“He’s out of touch with the working man and woman of the Fifth District,” Neu said. “We’re not pleased on how he votes strictly party line 90 percent of the time.”
The Perrysburg resident said Latta is part of a much larger problem in Washington, D.C., where the average American voice is not being heard in Congress.
“We have big money and special interests running Washington,” he said. “(And) it’s the tone in Washington, where both sides refuse to sit down to keep the country moving forward. It’s just generally the way the country has been going the past couple years. I haven’t seen much unity. One side stalls, the other side stalls, and it’s just a quagmire.
“With the dissatisfaction with what’s going on in Washington, I think we can do better, and possibly win.”
Neu wasn’t surprised by Latta’s support of President Trump’s tax bill. “But in the long-term, it’s going to hurt the middle class,” he said. “Ultimately, the middle class is going to pay for the tax breaks that the upper one percent enjoy.”
He’s also disappointed that Latta hasn’t spoken up about the U.S. steel and aluminum tariffs against China. “If the trade war does go into effect it’s going to affect the family farmers in northwest Ohio and the consumers,” he said. “We’re a very rural district. They tend to vote for Mr. Latta, so, ultimately, we’re going to pay the price.”
It doesn’t help matters that Latta won’t converse with his constituents, Neu said.
“He has tele-town hall meetings,” he said. “If it’s not what he wants to talk about, your question doesn’t get answered. And when he does meet people, it’s one-on-one. I don’t think that’s effective.”
If elected, Neu promises he will meet with leaders from both parties, “and explain to them that I’m here to accomplish what the citizens in my district want done, and I’m willing to reach across the aisle to accomplish that.”
He would also focus on ensuring that all Americans retain the right and ability for quality health care. He advocates keeping what works within the Affordable Care Act and tossing out what doesn’t.
And Neu is for renegotiating the country’s free trade deals.
“It’s hard to compete in the local economy when people (in other countries) are paid less and don’t follow the same rules,” he said. “It would level the playing field and cause the jobs going overseas to stop.”
He would also like to see a “true” infrastructure overhaul across the U.S.
“If you have a quality infrastructure, companies will want to invest in your area,” Neu said. “There’s no reason we can’t have mass transit like foreign countries. That will spur millions and millions of jobs. And the piggyback on that would be spending or funding on increased trade schools. We have a lack of skilled trade workers.”
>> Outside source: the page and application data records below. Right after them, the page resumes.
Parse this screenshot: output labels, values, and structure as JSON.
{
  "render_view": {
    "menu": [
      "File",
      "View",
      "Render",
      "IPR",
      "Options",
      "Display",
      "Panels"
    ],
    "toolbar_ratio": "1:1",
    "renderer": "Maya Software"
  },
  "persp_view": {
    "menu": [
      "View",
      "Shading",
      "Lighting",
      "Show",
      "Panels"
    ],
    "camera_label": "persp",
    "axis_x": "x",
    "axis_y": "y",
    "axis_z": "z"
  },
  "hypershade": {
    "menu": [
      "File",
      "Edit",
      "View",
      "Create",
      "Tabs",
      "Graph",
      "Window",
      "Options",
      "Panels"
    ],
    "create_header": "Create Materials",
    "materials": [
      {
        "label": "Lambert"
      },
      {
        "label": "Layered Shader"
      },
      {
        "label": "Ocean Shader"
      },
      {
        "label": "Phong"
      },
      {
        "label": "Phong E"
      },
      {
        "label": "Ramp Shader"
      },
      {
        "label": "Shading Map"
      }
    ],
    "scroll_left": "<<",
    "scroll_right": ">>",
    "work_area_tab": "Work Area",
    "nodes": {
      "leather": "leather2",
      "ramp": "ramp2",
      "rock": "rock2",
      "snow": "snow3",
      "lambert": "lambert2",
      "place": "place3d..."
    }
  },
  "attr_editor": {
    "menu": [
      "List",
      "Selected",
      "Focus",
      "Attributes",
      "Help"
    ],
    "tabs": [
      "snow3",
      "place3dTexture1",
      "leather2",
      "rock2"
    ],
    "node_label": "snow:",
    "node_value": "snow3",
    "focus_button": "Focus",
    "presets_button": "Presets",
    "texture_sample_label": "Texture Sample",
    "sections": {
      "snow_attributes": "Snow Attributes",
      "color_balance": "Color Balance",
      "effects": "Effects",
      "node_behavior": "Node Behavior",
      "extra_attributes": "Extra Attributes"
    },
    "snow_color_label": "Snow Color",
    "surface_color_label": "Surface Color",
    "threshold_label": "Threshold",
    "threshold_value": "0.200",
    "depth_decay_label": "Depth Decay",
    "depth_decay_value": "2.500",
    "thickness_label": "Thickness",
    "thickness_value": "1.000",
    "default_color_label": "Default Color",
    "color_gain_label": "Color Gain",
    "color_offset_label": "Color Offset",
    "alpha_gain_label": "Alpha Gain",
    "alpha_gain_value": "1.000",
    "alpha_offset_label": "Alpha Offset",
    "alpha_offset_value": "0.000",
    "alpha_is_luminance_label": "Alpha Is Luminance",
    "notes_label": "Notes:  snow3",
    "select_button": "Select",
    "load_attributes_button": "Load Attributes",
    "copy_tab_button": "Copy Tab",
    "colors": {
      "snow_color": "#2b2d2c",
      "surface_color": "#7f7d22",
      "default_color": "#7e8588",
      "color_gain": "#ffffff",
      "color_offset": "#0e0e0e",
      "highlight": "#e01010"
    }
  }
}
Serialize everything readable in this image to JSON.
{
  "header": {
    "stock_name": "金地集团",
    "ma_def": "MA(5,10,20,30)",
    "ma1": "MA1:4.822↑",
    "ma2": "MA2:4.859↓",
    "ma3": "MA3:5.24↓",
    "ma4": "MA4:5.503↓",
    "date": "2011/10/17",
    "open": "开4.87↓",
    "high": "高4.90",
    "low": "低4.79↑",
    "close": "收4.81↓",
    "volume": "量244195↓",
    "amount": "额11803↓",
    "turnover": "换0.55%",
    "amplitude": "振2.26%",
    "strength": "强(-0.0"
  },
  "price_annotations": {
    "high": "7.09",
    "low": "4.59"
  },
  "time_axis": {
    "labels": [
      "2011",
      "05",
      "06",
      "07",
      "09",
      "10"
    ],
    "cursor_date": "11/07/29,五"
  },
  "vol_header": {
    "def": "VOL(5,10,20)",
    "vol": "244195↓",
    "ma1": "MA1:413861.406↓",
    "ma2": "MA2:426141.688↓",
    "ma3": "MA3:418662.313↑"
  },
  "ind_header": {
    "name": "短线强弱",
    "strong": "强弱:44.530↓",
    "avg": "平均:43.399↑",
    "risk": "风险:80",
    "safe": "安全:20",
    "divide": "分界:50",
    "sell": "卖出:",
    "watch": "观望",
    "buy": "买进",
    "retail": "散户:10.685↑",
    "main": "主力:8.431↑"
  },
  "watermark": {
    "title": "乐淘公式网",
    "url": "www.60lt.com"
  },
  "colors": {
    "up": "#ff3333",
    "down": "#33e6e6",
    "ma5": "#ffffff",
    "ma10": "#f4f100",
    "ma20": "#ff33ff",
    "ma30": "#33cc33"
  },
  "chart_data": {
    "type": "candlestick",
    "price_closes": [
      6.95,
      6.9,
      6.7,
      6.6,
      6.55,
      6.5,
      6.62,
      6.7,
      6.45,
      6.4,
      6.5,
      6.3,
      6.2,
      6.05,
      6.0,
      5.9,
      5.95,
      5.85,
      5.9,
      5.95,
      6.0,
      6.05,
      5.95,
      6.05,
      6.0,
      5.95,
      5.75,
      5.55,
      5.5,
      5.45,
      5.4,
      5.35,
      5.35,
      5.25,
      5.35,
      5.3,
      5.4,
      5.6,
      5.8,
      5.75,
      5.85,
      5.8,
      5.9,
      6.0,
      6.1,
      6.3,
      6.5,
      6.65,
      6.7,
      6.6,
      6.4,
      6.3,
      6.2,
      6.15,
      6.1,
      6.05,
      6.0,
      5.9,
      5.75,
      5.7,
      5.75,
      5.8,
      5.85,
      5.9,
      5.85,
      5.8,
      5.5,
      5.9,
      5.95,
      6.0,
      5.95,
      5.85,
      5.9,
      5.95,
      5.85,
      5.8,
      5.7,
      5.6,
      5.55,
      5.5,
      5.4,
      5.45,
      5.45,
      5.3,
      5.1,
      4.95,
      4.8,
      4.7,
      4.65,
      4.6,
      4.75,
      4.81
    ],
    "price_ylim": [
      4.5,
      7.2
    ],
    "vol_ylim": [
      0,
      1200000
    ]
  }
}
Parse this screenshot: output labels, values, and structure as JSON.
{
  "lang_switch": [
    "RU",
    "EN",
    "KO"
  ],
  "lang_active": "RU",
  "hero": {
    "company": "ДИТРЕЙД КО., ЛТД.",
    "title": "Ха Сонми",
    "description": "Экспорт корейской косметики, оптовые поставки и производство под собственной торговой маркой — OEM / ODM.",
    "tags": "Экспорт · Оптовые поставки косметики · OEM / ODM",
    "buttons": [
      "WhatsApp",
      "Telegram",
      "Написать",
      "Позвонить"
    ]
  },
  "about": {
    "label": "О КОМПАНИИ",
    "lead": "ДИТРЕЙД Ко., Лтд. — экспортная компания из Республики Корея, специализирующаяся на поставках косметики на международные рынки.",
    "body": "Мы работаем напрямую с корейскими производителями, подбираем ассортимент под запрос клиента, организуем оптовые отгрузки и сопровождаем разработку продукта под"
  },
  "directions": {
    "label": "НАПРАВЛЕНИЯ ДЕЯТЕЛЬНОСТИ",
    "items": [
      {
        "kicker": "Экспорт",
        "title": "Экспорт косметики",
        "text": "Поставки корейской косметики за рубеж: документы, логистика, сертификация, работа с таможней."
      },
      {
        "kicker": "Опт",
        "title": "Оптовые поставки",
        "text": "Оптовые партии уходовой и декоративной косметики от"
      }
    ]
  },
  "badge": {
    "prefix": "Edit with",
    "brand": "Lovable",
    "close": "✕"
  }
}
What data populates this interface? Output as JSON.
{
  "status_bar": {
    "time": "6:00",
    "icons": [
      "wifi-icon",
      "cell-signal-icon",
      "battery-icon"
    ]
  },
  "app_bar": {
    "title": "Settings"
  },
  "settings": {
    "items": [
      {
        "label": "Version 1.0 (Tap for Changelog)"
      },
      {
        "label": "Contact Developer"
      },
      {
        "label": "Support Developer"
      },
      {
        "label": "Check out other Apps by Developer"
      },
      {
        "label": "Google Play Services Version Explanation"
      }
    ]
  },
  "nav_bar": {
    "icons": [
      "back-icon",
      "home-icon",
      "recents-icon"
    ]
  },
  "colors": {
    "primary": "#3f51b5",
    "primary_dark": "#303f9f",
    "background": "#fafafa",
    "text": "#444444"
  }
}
What Neu wants voters to know is that, as an automotive worker, he identifies with the common workers of northwest Ohio.
”I know when times are bad, I’ve had to make tough choices. I can relate to the middle class,” he said.
Reach David J. Coehrs at 419-335-2010.